More abundant helium-3 is thought to exist on the Moon (embedded in the upper layer of regolith by the solar wind over billions of years) and the solar system's gas giants (left over from the original solar nebula), although still in low quantities (28 ppm of lunar regolith is helium-4 and 0.01 ppm is helium-3).Helium-3 undergoes the following aneutronic fusion reaction, among others, although this is the one most promising for power generation: 2H + 3He → 4He (3.7 MeV) + p (14.7 MeV)The appeal of helium-3 fusion stems from the nature of its reaction products. Most proposed fusion processes for power generation produce highly energetic neutrons which render reactor components radioactive with their bombardment, and power generation must occur through thermal means. In contrast, helium-3 itself is non-radioactive.
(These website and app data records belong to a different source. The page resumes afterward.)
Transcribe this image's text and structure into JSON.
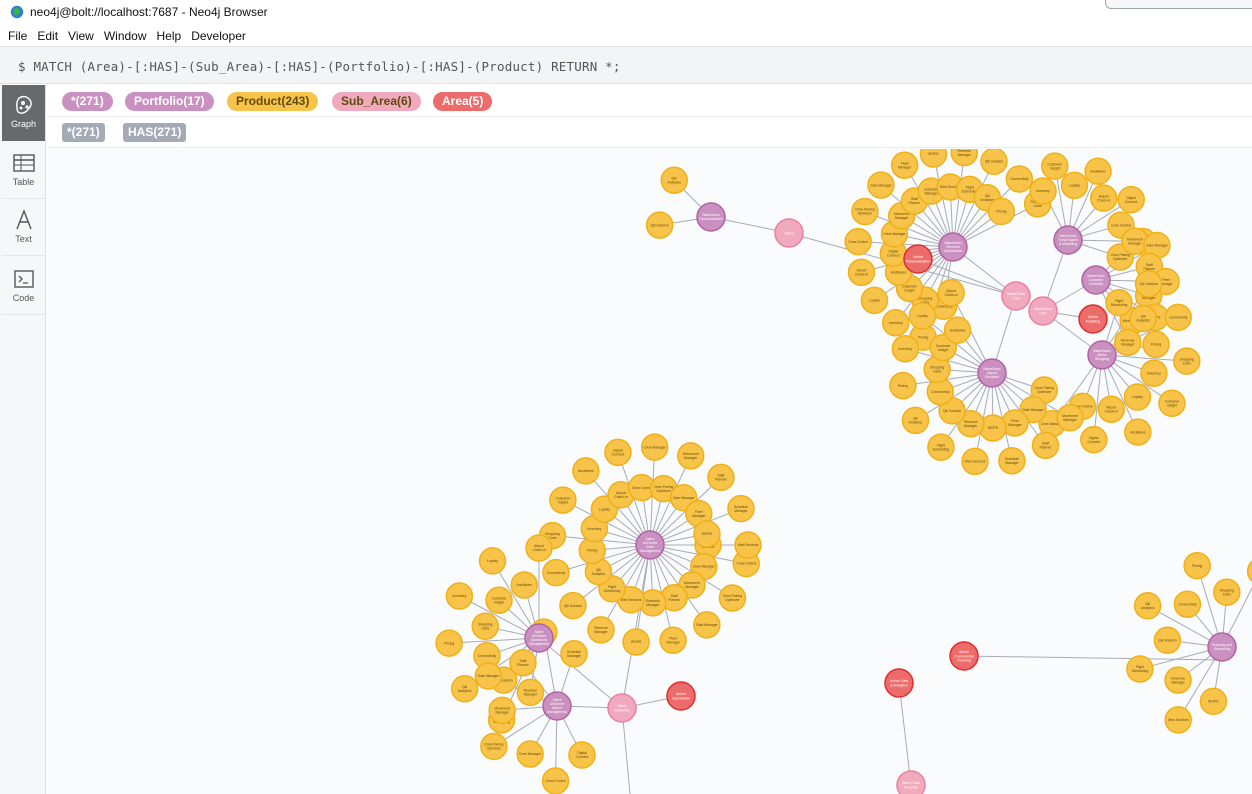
{
  "window": {
    "title": "neo4j@bolt://localhost:7687 - Neo4j Browser"
  },
  "menu": [
    "File",
    "Edit",
    "View",
    "Window",
    "Help",
    "Developer"
  ],
  "editor": {
    "query": "$ MATCH (Area)-[:HAS]-(Sub_Area)-[:HAS]-(Portfolio)-[:HAS]-(Product) RETURN *;"
  },
  "sidebar": [
    {
      "label": "Graph",
      "icon": "graph-icon",
      "active": true
    },
    {
      "label": "Table",
      "icon": "table-icon",
      "active": false
    },
    {
      "label": "Text",
      "icon": "text-icon",
      "active": false
    },
    {
      "label": "Code",
      "icon": "code-icon",
      "active": false
    }
  ],
  "node_labels": [
    {
      "label": "*(271)",
      "color": "#c990c0",
      "text": "#ffffff"
    },
    {
      "label": "Portfolio(17)",
      "color": "#c990c0",
      "text": "#ffffff"
    },
    {
      "label": "Product(243)",
      "color": "#f7c349",
      "text": "#604a0e"
    },
    {
      "label": "Sub_Area(6)",
      "color": "#f1a9be",
      "text": "#604a0e"
    },
    {
      "label": "Area(5)",
      "color": "#ec6b6b",
      "text": "#ffffff"
    }
  ],
  "rel_types": [
    {
      "label": "*(271)"
    },
    {
      "label": "HAS(271)"
    }
  ],
  "colors": {
    "product": "#f7c349",
    "product_stroke": "#f0b017",
    "portfolio": "#c990c0",
    "portfolio_stroke": "#b261a5",
    "sub_area": "#f1a9be",
    "sub_area_stroke": "#eb7f9f",
    "area": "#ec6b6b",
    "area_stroke": "#e02e2e",
    "edge": "#a5abb6"
  },
  "graph": {
    "areas": [
      {
        "text": "Airline Personalization"
      },
      {
        "text": "Airline Retailing"
      },
      {
        "text": "Airline Operations"
      },
      {
        "text": "Airline Commercial Planning"
      },
      {
        "text": "Airline Data & Analytics"
      }
    ],
    "sub_areas": [
      {
        "text": "Sabre"
      },
      {
        "text": "SabreSonic CSS"
      },
      {
        "text": "SabreSonic CSS"
      },
      {
        "text": "Sabre AirCentre"
      },
      {
        "text": "Sabre Data Analytics"
      }
    ],
    "portfolios": [
      {
        "text": "SabreSonic Personalization"
      },
      {
        "text": "SabreSonic Revenue Optimization"
      },
      {
        "text": "SabreSonic Travel Agent & Marketing"
      },
      {
        "text": "SabreSonic Customer Centricity"
      },
      {
        "text": "SabreSonic Airline Shopping"
      },
      {
        "text": "SabreSonic Airport Solutions"
      },
      {
        "text": "Sabre AirCentre Crew Management"
      },
      {
        "text": "Sabre AirCentre Operations Management"
      },
      {
        "text": "Sabre AirCentre Airport Management"
      },
      {
        "text": "Planning and Scheduling"
      }
    ],
    "product_labels": [
      "Qik Solution",
      "Qik Analytics",
      "Connectivity",
      "Pricing",
      "Shopping Carts",
      "Inventory",
      "Customer Insight",
      "Loyalty",
      "Ancillaries",
      "Airport Check-in",
      "Digital Connect",
      "Crew Control",
      "Crew Manager",
      "Crew Pairing Optimizer",
      "Movement Manager",
      "Gate Manager",
      "Staff Planner",
      "Fleet Manager",
      "Schedule Manager",
      "iROPS",
      "Web Services",
      "Revenue Manager",
      "Flight Scheduling"
    ]
  }
}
The lone high-energy proton produced can be contained using electric and magnetic fields, which results in direct electricity generation.
2H + 3He → 4He (3.7 MeV) + p (14.7 MeV)
Did you mean, "Interestingly enough, it's not harmful at all" ?
I persume there is a common factor between the atmosphere of the moon and the earth that keeps He-3 whithin the planets' surface???
So, He3 is the new NASA excuse to go to the moon and make plants there?Who they want to convince? Not me, at least.
Quote from: lightarrow on 19/04/2007 22:10:06So, He3 is the new NASA excuse to go to the moon and make plants there?Who they want to convince? Not me, at least.Given we do not yet have any working fusion plant, I think it a little premature myself to start speculating about the sources of available fuel supply.Not sure how much of this speculation is actually by NASA, and how much by others trying to argue on behalf of NASA (maybe when I have the time I should trawl through the NASA web site and see what they say for themselves, rather than what other's say on their behalf).